Examine the distribution of the data before and after filling in missing values by comparing descriptive statistics such as the mean and standard deviation and examining a histogram of the data to check for skewing, elevating, or flattening of the curve. An ideal solution would yield distributions that are similar in shape.

Look for local or regional applicability of the method used to fill in values. The method used to fill in values may have worked better in some areas than in others. For example, if you are filling using the average of neighboring values and the range of the reported standard deviations is wide, you might try varying the method by using a different type of neighborhood or a different fill method. Ideally, the standard deviation would be about the same for all filled values, indicating that they all vary similarly from the neighbors used to fill in the values.

Think about how the data will be used once the values have been filled in. If the data will simply be mapped to create an aesthetically pleasing visualization without holes, minor variations in the filled values may be masked by the mapping method. Choropleth mapping typically classifies data into several classes, so variations within classes will not be apparent. On the other hand, if data will be used to generate official statistics, the impact of filling in missing values must be carefully examined and clearly understood.

Finally, communicate to your audience that you have filled in missing values. If you are writing a report, describe the method you used to fill the missing values and state any assumptions you made when choosing the method to fill in the values. If you are making a map, consider identifying the features for which the values have been filled in on a separate map. Cartographers have also identified polygonal features with filled in values using a hatched or stipple pattern or a unique feature outline. Be careful when using these methods as they can obscure the polygon fill or change the way the color of the fill is seen.

Following the guidelines described in this article thoughtfully when filling in missing values will help you avoid biased and misleading results in maps and analyses.

**About the Authors**

Kevin A. Butler is a product engineer on the Esri Spatial Statistics team and a member of Esri’s Virtual Science team.
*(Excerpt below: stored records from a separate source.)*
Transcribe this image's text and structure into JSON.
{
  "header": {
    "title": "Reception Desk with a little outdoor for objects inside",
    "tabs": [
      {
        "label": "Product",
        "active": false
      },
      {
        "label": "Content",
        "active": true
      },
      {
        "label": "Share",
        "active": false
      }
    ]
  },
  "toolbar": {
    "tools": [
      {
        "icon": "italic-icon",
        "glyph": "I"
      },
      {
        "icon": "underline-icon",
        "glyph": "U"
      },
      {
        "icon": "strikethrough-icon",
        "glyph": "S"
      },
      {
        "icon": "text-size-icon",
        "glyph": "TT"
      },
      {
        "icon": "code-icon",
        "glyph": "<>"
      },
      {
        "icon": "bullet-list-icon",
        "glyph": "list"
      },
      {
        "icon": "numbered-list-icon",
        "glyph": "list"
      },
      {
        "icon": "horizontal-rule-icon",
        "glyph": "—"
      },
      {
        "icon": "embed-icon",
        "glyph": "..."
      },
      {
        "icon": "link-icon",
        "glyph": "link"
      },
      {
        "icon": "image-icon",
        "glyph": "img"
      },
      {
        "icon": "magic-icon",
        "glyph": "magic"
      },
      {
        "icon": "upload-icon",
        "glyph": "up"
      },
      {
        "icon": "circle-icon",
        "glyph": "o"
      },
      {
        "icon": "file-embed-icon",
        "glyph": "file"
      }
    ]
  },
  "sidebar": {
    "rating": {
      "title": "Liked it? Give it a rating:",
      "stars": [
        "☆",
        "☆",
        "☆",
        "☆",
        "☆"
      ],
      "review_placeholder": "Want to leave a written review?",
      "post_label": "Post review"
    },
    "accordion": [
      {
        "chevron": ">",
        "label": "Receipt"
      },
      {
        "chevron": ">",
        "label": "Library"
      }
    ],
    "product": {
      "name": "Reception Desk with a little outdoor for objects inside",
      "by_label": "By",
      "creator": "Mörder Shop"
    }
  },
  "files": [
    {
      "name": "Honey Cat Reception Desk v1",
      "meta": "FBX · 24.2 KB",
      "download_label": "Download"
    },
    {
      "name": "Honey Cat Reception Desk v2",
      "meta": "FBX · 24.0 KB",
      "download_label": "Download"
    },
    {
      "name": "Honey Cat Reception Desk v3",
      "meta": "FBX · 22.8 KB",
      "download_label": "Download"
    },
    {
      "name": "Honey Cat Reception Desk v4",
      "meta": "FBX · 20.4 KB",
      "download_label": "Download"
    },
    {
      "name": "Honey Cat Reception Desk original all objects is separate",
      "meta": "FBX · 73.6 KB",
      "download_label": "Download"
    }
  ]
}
He holds a doctorate in geography from Kent State University.

Aileen Buckley is a research cartographer and a member of Esri’s virtual science team. She holds a doctorate in geography from Oregon State University.